- The gel point: the temperature point at which diesel turns solid and can no longer flow through the fuel lines
- The pour point: the factor which determines the temperature at which a fluid starts to solidify; it’s the temperature at which diesel freezes. At this point, fuel will freeze solid in lines
- The cloud point: the temperature at which paraffin creates cloudy deposits within the fuel; this varies depending on fuel characteristics but the majority of good quality fuels have a cloud point of around 32°F/0°C (untreated)
- The cold filter plugging point (CFPP): the temperature at which crystals will rapidly plug fuel filters, starving the engine and preventing it from starting or stopping it from working
How can you recognise waxing problems?
- If your fuel has a yellow/white deposit or cloudy appearance
- If your engine is stuttering, stalling, damaged or fails to start at all
What can you do to help prevent diesel fuel gelling problems?
Out with the old, in with the new
Diesel specification varies according to the season, with two separate grades for winter and summer to ensure that the fuel supply is appropriate for use.
Winter grade fuel is more resistant to cold with a minimum -12°C cold filter plugging point (CFPP min).
Summer grade fuel is only certified for use during the warmer months with a limited resistance to cold with a -4°C CFPP min. It has a higher cloud point, so it’s not suitable for use during winter where lower cloud point diesel is needed.
To avoid winter waxing, it’s important to change over your fuel supply to avoid summer fuel being relied upon during winter.

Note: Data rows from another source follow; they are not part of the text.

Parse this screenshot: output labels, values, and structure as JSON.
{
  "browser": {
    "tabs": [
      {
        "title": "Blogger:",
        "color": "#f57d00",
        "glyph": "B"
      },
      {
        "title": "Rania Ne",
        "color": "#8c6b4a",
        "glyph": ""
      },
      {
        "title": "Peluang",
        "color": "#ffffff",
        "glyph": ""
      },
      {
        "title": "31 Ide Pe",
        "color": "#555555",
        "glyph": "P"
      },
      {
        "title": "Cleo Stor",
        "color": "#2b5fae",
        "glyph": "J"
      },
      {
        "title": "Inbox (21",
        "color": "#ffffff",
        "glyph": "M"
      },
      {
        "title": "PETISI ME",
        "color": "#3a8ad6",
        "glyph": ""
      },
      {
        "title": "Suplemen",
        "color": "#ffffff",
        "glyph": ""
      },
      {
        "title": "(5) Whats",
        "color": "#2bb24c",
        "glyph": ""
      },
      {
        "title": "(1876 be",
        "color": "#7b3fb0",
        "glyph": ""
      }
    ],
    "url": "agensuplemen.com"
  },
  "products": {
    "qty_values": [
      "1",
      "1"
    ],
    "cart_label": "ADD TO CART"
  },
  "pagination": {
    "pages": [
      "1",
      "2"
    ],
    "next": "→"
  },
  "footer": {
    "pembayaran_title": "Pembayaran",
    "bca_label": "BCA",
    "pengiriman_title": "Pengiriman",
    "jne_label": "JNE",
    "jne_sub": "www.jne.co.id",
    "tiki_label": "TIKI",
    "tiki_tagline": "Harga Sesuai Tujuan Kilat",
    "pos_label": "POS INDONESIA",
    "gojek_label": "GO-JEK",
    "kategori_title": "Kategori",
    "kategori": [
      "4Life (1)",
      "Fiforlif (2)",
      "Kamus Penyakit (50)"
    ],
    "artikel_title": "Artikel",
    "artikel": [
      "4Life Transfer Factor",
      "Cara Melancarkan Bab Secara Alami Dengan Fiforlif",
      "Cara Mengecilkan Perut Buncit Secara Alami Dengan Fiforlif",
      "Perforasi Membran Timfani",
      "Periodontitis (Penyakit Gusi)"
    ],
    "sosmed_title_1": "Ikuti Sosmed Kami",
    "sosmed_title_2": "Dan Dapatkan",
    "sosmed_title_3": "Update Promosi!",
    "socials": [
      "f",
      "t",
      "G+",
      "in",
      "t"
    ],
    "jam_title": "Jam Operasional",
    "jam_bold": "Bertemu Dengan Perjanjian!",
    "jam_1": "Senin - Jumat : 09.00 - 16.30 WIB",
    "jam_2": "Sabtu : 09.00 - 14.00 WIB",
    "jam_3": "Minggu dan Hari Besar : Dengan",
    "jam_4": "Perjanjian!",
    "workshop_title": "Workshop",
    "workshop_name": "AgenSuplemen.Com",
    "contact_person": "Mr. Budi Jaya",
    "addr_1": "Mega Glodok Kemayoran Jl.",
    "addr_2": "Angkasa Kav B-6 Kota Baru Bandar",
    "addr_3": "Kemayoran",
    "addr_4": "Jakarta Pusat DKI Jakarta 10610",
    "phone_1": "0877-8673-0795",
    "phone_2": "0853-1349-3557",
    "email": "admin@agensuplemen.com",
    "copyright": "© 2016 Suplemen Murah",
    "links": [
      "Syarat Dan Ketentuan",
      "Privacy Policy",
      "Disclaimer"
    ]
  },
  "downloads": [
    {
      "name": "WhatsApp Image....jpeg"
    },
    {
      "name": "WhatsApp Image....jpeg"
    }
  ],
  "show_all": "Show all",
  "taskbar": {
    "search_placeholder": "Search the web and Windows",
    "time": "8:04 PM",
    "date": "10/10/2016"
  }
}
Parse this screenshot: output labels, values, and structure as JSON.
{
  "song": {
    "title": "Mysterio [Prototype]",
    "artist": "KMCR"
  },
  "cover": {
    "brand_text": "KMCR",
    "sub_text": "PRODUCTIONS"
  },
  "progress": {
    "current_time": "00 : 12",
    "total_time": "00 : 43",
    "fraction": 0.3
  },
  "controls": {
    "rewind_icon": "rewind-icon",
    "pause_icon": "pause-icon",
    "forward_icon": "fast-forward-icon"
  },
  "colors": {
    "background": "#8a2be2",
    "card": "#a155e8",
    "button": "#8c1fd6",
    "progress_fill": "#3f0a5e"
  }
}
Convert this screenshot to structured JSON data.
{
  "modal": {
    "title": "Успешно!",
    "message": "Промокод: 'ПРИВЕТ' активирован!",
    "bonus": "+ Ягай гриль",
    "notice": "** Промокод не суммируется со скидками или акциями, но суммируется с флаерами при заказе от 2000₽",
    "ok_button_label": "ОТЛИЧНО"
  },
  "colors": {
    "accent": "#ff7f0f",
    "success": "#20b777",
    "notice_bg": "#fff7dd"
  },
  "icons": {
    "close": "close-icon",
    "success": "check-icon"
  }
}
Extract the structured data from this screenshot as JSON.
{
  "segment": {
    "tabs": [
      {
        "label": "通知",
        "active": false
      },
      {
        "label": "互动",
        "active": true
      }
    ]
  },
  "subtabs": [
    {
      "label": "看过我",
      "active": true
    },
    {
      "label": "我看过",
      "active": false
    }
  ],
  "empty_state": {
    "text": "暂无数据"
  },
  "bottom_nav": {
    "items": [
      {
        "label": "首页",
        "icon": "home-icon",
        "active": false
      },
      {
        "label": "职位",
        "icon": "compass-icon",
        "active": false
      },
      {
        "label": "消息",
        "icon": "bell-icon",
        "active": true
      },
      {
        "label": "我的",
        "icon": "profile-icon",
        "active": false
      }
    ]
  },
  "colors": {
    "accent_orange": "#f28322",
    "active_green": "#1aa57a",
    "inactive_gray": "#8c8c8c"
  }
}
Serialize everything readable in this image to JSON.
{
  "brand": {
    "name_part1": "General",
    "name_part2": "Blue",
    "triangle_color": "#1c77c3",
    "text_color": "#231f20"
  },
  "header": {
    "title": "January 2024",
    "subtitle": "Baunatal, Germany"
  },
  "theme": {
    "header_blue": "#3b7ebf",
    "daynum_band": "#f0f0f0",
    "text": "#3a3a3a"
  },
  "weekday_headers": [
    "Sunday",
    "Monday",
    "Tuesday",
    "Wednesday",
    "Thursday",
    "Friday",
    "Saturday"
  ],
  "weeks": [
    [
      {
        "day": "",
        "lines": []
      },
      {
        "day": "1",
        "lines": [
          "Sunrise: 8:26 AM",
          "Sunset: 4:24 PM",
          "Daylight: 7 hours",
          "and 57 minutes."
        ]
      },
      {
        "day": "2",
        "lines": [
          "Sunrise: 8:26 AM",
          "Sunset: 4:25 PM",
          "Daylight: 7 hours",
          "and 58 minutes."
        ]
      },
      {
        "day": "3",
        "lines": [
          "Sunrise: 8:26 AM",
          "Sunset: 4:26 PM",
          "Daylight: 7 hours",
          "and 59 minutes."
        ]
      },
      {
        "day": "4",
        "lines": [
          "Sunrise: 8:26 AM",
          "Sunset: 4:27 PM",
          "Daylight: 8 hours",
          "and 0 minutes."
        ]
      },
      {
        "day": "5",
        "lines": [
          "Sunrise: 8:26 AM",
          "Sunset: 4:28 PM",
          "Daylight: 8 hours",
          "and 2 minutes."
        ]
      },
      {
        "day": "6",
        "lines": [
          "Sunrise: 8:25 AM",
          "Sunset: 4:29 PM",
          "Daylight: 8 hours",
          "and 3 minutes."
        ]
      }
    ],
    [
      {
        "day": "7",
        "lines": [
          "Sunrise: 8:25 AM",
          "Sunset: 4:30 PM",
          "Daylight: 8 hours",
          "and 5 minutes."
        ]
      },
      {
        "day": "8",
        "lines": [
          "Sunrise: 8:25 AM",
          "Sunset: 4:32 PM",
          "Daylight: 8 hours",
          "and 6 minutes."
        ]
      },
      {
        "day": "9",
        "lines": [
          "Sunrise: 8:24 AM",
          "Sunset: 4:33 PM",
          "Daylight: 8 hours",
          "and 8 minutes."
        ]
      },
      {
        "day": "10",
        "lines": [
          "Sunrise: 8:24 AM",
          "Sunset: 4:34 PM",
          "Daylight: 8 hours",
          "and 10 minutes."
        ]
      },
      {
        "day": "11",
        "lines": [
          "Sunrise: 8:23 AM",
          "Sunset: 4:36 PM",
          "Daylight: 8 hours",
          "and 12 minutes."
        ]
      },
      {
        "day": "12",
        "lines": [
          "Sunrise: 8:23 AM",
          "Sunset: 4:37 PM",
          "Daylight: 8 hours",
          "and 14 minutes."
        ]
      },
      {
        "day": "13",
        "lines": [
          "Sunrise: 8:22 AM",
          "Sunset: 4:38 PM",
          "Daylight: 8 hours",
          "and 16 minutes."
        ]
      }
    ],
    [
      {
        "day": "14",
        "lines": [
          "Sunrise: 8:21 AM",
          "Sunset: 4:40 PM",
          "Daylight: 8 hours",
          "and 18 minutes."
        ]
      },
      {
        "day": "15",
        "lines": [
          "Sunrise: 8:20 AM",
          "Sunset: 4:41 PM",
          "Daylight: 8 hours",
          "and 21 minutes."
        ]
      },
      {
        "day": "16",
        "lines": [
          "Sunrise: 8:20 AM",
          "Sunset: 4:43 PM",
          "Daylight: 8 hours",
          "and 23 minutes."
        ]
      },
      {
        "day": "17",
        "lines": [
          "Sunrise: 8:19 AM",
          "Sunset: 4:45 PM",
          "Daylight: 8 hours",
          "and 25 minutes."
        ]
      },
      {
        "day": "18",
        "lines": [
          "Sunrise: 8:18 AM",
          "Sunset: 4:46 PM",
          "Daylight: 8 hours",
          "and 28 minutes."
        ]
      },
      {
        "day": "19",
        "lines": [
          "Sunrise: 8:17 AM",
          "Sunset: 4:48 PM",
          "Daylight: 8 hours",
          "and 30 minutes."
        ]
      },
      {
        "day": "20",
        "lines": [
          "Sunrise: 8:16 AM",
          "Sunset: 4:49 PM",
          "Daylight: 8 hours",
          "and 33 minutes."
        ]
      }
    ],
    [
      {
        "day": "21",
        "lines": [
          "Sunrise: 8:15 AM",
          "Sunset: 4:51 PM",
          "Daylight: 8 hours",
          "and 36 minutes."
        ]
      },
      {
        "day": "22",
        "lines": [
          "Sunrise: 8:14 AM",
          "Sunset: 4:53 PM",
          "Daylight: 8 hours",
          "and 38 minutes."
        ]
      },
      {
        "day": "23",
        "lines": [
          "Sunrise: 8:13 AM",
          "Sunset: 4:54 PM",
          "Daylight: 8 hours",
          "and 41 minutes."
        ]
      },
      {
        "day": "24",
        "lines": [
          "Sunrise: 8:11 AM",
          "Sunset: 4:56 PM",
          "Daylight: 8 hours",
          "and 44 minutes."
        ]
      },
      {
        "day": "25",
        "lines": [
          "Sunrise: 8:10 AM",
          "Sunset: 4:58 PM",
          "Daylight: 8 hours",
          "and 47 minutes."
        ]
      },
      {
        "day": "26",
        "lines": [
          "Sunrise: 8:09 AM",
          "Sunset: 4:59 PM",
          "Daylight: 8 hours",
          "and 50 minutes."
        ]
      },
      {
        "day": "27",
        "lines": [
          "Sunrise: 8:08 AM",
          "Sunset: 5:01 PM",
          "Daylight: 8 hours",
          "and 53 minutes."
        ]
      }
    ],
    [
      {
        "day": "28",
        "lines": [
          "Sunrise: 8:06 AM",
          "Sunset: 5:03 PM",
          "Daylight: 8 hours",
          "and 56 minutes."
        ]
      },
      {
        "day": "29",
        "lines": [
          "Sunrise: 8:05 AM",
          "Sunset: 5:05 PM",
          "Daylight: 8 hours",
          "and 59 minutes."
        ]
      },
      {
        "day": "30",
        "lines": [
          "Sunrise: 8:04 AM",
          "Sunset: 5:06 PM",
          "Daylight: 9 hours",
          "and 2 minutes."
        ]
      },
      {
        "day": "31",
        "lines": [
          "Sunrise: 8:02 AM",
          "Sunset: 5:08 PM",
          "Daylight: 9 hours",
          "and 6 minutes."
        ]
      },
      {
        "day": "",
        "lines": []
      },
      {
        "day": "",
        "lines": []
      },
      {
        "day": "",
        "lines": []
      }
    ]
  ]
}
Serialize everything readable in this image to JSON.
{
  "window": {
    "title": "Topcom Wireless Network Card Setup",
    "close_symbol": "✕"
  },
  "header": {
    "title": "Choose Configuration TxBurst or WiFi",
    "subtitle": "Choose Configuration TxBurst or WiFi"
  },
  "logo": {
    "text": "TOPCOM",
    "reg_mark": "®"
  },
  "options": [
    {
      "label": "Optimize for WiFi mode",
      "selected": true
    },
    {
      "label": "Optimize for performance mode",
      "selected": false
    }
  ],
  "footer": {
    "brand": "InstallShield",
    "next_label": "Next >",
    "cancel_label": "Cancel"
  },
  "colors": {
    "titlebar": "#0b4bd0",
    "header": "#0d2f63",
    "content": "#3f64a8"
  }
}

We recommend that you keep your tank topped up at all times to make sure that you’re powering your equipment with the correct grade fuel. This will help keep free water out of fuel to avoid engine problems because if left untreated, water in suspension in the fuel will form ice crystals if the temperature drops below 0°C.
Only need one delivery a year? Replenish your stocks during the winter as this grade fuel can be used year-round. Call %tel% for a reliable red diesel supply within 48 hours of purchase.
Use the correct lubricant
Using the correct lubricants for cold weather operation will help protect engines from friction and corrosion which can lead to starting problems. If an engine oil suffers from dilution by the fuel, wax can accumulate in the lubricant and cause it to solidify in cold temperatures.
Protect your fuel supply from falling temperatures
Insulating storage fuel tanks, filters and lines on equipment and vehicles will protect them from falling temperatures and help reduce the risk of waxing and costly downtime.
- Keep above ground fuel tanks and handling equipment insulated to avoid excessive cooling
- Insulate exposed pipes and pumps as they can act as radiators that quickly cool stored fuel
Beesley Fuels storage tanks are OFTEC standard and are fully compliant with all safety and environmental standards, so you can rest easy knowing your fuel stock is safe from the effects of the cold weather.
Test it, secure it
In the cold weather, it’s paramount to have your fuel stock tested frequently by an expert company. Regular fuel analysis will pick up any water present in fuel from condensation in tanks and paraffin crystals that have settled on the bottom of your fuel tank.
Middle Distillate Flow Improvers help prevent diesel fuel gelling by stopping the paraffin wax from solidifying. A lot of cold weather additives also contribute many additional cold weather benefits like helping to improve cold engine starts and removing harmful deposits from fuel injectors.
How does Beesley Fuels help avoid winter diesel problems?
Here at Beesley Fuels, we only supply fuel that is grade appropriate for that season; the cloud point is varied depending on the time of year. We manage diesel blends at the time of sale; however, we cannot control sporadic weather swings or fuel that is kept in storage for a long time.
Whenever you purchase diesel fuel from us, whether that be in summer or winter, you can be confident in knowing that you’re at less risk of diesel fuel gelling and performance problems. Get in touch today on 0330 123 1144.